Sex offenders have been required to register with the police since 1947 in California. In 1997, California passed its version of Megan's Law, making registries public. Public registries are justified as providing people with the ability to protect themselves from convicted sex offenders. As such, registries are not considered punishment and have withstood ex post facto challenges. In 2003, the public registry sustained a constitutional challenge in the Supreme Court, which ruled that registries were not punitive measures, crucially allowing for seemingly endless new laws and restrictions to be introduced and retroactively apply to the entirety of the registry.
Phung's brief supporting the new registration requirements stated: “Plaintiffs do not have an unconditional right to remain anonymous.
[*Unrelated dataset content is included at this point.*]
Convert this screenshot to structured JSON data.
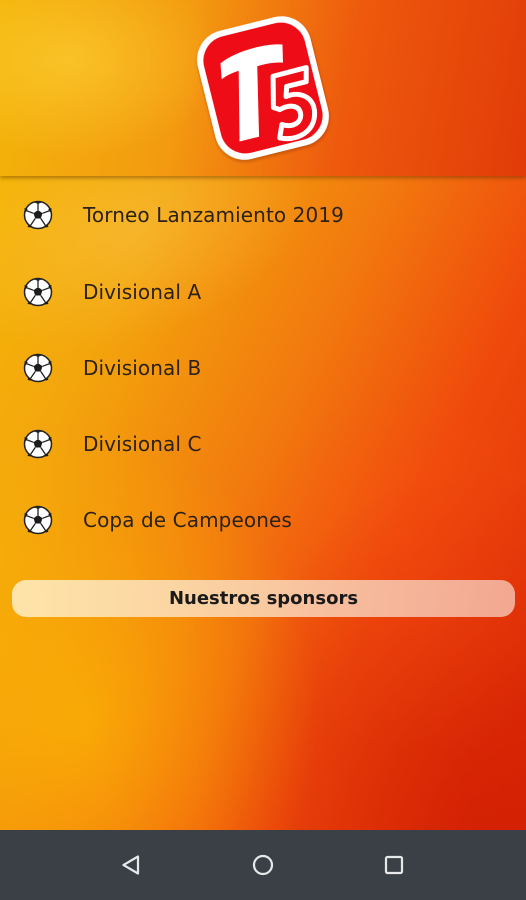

Indeed, the plaintiffs have already lost a significant degree of anonymity as a result of their status as convicted sex offenders.”
There are signs that restricting registrants' access to the Internet, in particular social media, is a growing trend. North Carolina has banned registrants from social networks like Facebook and other chat rooms, and Pennsylvania is considering similar legislation. Earlier this year, a similar ban in Indiana was struck down by a court of appeals.
Fakhoury told AlterNet that EFF is keeping an eye on the various laws restricting registrants' access to the Internet that are cropping up around the country, but the case against the provision in Proposition 35 is the first of its ilk for EFF. “We don't like it when anyone online is required to register their online information—no matter who, whether it's registrants or children.”
In his order granting the preliminary injunction against the provision in January, Judge Henderson wrote, “Just as the Court is mindful ... that the government has a legitimate interest in protecting individuals from online sex offenses and human trafficking, it is equally mindful that 'anonymity is a shield from the tyranny of majority,' and that Plaintiffs enjoy no lesser right to anonymous speech simply because they are 'unpopular.’”
In its decision to uphold or overturn Henderson's preliminary injunction, the court of appeals will redraw the boundaries of registrants’ virtual freedoms, much as the borders to their geographic freedom have already been redrawn numerous times. But in a post-Snowden world, a decision that upholds the right to anonymity—no matter whose—would be a precious one, and it would be difficult to overstate its significance.